*** Block opens ***

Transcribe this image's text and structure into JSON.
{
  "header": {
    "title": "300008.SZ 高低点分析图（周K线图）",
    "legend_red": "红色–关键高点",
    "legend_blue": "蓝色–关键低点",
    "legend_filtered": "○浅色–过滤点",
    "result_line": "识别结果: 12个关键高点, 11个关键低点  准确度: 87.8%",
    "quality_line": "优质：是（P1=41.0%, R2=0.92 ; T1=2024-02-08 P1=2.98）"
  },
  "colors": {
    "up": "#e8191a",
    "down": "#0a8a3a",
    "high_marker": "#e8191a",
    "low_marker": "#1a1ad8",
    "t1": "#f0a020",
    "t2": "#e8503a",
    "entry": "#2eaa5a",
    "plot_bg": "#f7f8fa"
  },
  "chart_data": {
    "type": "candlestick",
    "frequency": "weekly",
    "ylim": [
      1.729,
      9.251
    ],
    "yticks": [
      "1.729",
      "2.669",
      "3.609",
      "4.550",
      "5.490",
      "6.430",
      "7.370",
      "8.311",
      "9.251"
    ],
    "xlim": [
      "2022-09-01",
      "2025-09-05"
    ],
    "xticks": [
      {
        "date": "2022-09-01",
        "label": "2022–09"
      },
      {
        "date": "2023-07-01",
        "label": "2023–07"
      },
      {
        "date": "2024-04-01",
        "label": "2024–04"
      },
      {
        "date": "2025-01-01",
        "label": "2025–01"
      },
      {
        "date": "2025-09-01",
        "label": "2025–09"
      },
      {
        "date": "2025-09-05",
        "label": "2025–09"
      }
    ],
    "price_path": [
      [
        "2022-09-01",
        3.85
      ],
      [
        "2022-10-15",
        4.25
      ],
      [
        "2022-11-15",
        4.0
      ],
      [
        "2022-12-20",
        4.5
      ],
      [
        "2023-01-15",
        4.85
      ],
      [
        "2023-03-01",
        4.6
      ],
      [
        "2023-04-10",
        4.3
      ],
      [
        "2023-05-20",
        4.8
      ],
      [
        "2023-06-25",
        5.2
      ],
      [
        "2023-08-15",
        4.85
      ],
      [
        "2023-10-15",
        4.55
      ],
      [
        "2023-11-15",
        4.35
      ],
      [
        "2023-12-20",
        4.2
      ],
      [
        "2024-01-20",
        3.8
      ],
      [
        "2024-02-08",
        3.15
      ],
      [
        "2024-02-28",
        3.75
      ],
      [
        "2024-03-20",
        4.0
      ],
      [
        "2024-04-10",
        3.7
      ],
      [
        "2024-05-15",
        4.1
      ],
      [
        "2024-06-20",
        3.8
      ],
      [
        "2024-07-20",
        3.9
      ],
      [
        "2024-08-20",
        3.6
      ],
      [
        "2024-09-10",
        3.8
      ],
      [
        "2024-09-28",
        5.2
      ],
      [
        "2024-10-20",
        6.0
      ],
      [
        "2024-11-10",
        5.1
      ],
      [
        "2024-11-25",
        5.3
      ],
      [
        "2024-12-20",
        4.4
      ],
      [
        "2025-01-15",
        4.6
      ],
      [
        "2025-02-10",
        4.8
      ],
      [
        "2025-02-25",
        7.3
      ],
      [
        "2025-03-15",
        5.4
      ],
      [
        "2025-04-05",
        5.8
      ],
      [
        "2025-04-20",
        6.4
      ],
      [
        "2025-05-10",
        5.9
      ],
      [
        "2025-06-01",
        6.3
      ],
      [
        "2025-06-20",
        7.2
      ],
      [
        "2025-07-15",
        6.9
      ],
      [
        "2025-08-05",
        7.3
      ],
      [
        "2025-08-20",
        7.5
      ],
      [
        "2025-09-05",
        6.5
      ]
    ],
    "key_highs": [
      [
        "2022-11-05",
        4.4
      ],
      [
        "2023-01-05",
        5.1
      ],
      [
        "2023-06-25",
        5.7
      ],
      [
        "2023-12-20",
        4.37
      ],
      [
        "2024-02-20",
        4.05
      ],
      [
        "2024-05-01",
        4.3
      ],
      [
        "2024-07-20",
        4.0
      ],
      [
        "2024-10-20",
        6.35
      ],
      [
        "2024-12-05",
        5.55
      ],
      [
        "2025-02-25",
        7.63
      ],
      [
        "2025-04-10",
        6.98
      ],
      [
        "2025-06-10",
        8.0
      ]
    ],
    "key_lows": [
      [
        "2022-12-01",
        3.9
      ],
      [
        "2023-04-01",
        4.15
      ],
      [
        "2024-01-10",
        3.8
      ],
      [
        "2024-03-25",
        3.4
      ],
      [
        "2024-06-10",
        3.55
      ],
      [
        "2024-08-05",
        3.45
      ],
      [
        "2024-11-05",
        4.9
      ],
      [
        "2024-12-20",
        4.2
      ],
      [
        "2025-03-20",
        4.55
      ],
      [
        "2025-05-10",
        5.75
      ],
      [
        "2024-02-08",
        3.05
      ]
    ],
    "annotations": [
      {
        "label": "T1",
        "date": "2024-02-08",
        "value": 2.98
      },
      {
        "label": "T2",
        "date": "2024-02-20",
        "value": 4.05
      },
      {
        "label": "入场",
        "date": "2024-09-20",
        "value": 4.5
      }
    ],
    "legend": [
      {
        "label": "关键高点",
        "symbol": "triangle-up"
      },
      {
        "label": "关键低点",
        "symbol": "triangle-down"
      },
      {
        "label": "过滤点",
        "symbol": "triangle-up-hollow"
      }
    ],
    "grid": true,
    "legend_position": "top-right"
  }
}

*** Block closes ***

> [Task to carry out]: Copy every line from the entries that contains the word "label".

> [Answer space]:
        "label": "2022–09"
        "label": "2023–07"
        "label": "2024–04"
        "label": "2025–01"
        "label": "2025–09"
        "label": "2025–09"
        "label": "T1",
        "label": "T2",
        "label": "入场",
        "label": "关键高点",
        "label": "关键低点",
        "label": "过滤点",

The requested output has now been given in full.